This is the other chapel, called the Nabatean chapel. This is a baptistery, which is also a replica because the real thing is in a museum. You can see that there is a little round basin on the left, which would have been for babies, and in the centre, a cross-shaped one for adults, but do you think you could fit 2 people in there? Nope. Unless you were overly creative. So we would assume that in this time period, people were baptized without a priest or elder in the water with them.
Okay this next thing is again, SUPER COOL. Everything is so cool here! These are homes built into the side of the cliff. So cool! There are little doors between rooms. I would totally live in one of these.
That’s all I’ll say for Avdat. This was our last site for day #1 of our field trip (yes, that means I still have 2 days to tell you about, but that can be for another day I think). We stayed at a nearby field school, which was so crazy beautiful. It is situated on the cliffs of the Negev, so our backyard for a night was the most beautiful thing I’ve ever seen! Before tea, Kimberly and I went for a walk and saw the desert, went for a walk through the bush, saw our first Ya’elim and saw the graves of Ben and Paula Ben-Gurion (first Israeli president). We ate at the cafeteria there, and after tea I ventured outside by myself and sat on the edge of the desert and watched the starts and listened to the sounds. Someone gave me advice a long time ago to sometimes just stop and breathe. So I did. I was imagining what the children of Israel heard and felt as they were wondering when God would bring them into the promised land (where we were was just inside the Southern border of the promised land). It was beautiful. I met two Christian girls as I was sitting there, and they sat down and talked to a stranger. It was a good experience that opened my eyes to something I haven’t yet encountered here: defeat, hopelessness. One of the girls was from South Africa, and the other was Israeli, and they were both speaking about how they felt no hope for Israel, and one line I will roughly quote is “I’m sick of having to know where my closest bomb shelter is, and planning everything I do around where I can be near a bomb shelter”. And another…”When I look at a class of students and know that two in that class will die defending our country, how can I feel hope?” I am glad for knowing them, because from Christian people here in Israel, I have found that they have hope in God and in His plans for Israel. This encounter called me to prayer for those who have lost hope. So, people reading this, pray! Pray for the believers here, that God will restore their hope and strength and trust in Him. Pray that they will be the light and the salt in this country. It is difficult here, with only 2% of the population being believers in Christ. I know high school girls who are the only believers in their schools. I hope that this small insight from me can resound in your hearts and that you will pray for these people 🙂 Here are photos taken from the field school…

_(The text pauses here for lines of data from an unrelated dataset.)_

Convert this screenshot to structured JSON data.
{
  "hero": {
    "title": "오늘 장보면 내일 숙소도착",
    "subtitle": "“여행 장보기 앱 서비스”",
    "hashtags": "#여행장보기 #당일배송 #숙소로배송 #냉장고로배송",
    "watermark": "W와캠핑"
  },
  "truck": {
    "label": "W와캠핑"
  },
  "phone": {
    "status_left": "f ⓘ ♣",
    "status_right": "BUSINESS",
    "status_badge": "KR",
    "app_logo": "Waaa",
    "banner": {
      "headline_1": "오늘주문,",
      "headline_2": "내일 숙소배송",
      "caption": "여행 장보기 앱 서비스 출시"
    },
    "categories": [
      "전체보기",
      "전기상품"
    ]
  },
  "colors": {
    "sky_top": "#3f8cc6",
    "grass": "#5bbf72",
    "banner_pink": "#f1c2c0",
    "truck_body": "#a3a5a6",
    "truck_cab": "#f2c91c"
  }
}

A few of us woke up early to watch the sunrise over the desert… here is a photo of me that Kimberly secretly took of me 🙂 I like it because it kinda a little bit shows how huge the desert is! Thanks Kimberly! Andd…the sunrise over the desert.

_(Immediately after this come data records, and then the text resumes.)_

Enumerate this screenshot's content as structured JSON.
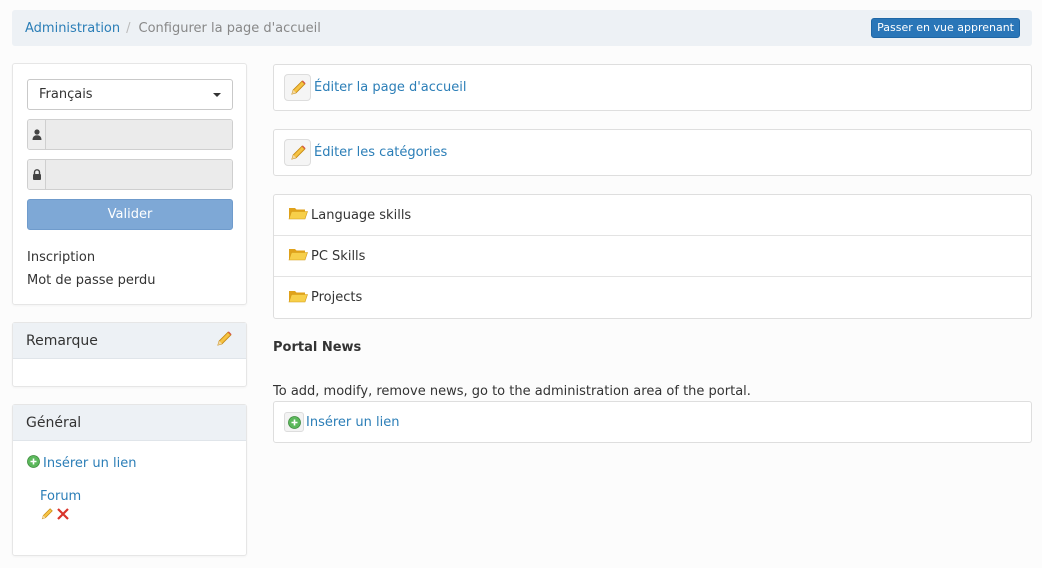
{
  "breadcrumb": {
    "items": [
      "Administration",
      "Configurer la page d'accueil"
    ],
    "separator": "/",
    "student_view_button": "Passer en vue apprenant"
  },
  "login": {
    "language": "Français",
    "username_value": "",
    "password_value": "",
    "submit_label": "Valider",
    "register_link": "Inscription",
    "lost_password_link": "Mot de passe perdu"
  },
  "remarque": {
    "title": "Remarque"
  },
  "general": {
    "title": "Général",
    "insert_link_label": "Insérer un lien",
    "links": [
      {
        "label": "Forum"
      }
    ]
  },
  "main": {
    "edit_homepage_label": "Éditer la page d'accueil",
    "edit_categories_label": "Éditer les catégories",
    "categories": [
      "Language skills",
      "PC Skills",
      "Projects"
    ],
    "portal_news_title": "Portal News",
    "portal_news_note": "To add, modify, remove news, go to the administration area of the portal.",
    "insert_link_label": "Insérer un lien"
  },
  "colors": {
    "link": "#2b7eb7",
    "primary_button": "#2a76b8",
    "validate_button": "#7ea8d6",
    "panel_heading": "#edf1f5"
  },
  "icons": {
    "edit": "pencil-icon",
    "folder": "folder-icon",
    "add": "plus-circle-icon",
    "delete": "delete-x-icon",
    "user": "user-icon",
    "lock": "lock-icon"
  }
}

Oh, also, I made a lot of cat friends here. There are so many cats. It’s like, as soon as I make eye contact with the cats, they come to me. So, here are some cat friends I’d like you to meet…

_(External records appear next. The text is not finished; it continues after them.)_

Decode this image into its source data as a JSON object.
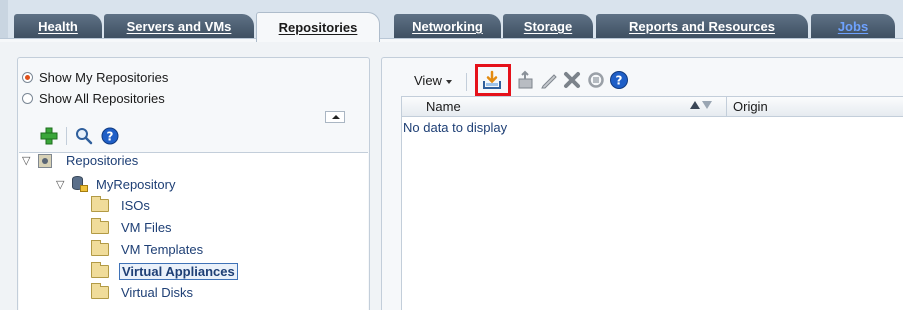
{
  "tabs": [
    {
      "label": "Health",
      "active": false
    },
    {
      "label": "Servers and VMs",
      "active": false
    },
    {
      "label": "Repositories",
      "active": true
    },
    {
      "label": "Networking",
      "active": false
    },
    {
      "label": "Storage",
      "active": false
    },
    {
      "label": "Reports and Resources",
      "active": false
    },
    {
      "label": "Jobs",
      "active": false
    }
  ],
  "left_panel": {
    "radio_options": [
      {
        "label": "Show My Repositories",
        "selected": true
      },
      {
        "label": "Show All Repositories",
        "selected": false
      }
    ],
    "toolbar_icons": [
      "add-icon",
      "search-icon",
      "help-icon"
    ],
    "tree": {
      "root": "Repositories",
      "repository": "MyRepository",
      "folders": [
        "ISOs",
        "VM Files",
        "VM Templates",
        "Virtual Appliances",
        "Virtual Disks"
      ],
      "selected_folder": "Virtual Appliances"
    }
  },
  "right_panel": {
    "view_menu_label": "View",
    "toolbar_icons": [
      "import-icon",
      "upload-icon",
      "edit-icon",
      "delete-icon",
      "refresh-icon",
      "help-icon"
    ],
    "highlighted_icon": "import-icon",
    "table": {
      "columns": [
        "Name",
        "Origin"
      ],
      "empty_message": "No data to display"
    }
  },
  "colors": {
    "tab_dark": "#4a5b6e",
    "highlight_box": "#e5111a",
    "link_text": "#1e3f75",
    "radio_selected": "#e0501a"
  }
}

Okay so I’m gonna leave this here, but in the next few days I will hopefully post the next part of our field trip, it will include donkeys, camels, Jerusalem, terrorism, more rocks, more alters, the holiest of holy places, Bedouins shepherds, and prickly pears. So get excited. If you made it this far, I salute you! Much love my friends, much love!